**What you are asked to do:** Every single entry below should be reproduced verbatim.
↓↓↓
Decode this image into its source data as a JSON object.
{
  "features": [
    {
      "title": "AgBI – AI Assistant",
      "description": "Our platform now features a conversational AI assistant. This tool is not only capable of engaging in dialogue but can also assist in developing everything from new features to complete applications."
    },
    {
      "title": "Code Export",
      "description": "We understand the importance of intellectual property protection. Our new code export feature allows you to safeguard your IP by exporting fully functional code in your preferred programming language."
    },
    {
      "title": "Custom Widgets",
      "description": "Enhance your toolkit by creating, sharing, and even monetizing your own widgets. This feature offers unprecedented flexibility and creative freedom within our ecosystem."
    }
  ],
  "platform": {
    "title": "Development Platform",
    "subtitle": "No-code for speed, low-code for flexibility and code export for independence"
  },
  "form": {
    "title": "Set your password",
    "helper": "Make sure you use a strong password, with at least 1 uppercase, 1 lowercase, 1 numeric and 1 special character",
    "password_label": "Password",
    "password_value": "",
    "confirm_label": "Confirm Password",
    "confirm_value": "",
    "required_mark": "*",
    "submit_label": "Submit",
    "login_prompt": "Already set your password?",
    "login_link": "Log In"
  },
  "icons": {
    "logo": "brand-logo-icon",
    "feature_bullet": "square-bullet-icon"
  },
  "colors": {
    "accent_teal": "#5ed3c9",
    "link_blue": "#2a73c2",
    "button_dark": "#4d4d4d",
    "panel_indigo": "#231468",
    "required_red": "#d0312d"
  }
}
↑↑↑
**Exercise answer:**
Decode this image into its source data as a JSON object.
{
  "features": [
    {
      "title": "AgBI – AI Assistant",
      "description": "Our platform now features a conversational AI assistant. This tool is not only capable of engaging in dialogue but can also assist in developing everything from new features to complete applications."
    },
    {
      "title": "Code Export",
      "description": "We understand the importance of intellectual property protection. Our new code export feature allows you to safeguard your IP by exporting fully functional code in your preferred programming language."
    },
    {
      "title": "Custom Widgets",
      "description": "Enhance your toolkit by creating, sharing, and even monetizing your own widgets. This feature offers unprecedented flexibility and creative freedom within our ecosystem."
    }
  ],
  "platform": {
    "title": "Development Platform",
    "subtitle": "No-code for speed, low-code for flexibility and code export for independence"
  },
  "form": {
    "title": "Set your password",
    "helper": "Make sure you use a strong password, with at least 1 uppercase, 1 lowercase, 1 numeric and 1 special character",
    "password_label": "Password",
    "password_value": "",
    "confirm_label": "Confirm Password",
    "confirm_value": "",
    "required_mark": "*",
    "submit_label": "Submit",
    "login_prompt": "Already set your password?",
    "login_link": "Log In"
  },
  "icons": {
    "logo": "brand-logo-icon",
    "feature_bullet": "square-bullet-icon"
  },
  "colors": {
    "accent_teal": "#5ed3c9",
    "link_blue": "#2a73c2",
    "button_dark": "#4d4d4d",
    "panel_indigo": "#231468",
    "required_red": "#d0312d"
  }
}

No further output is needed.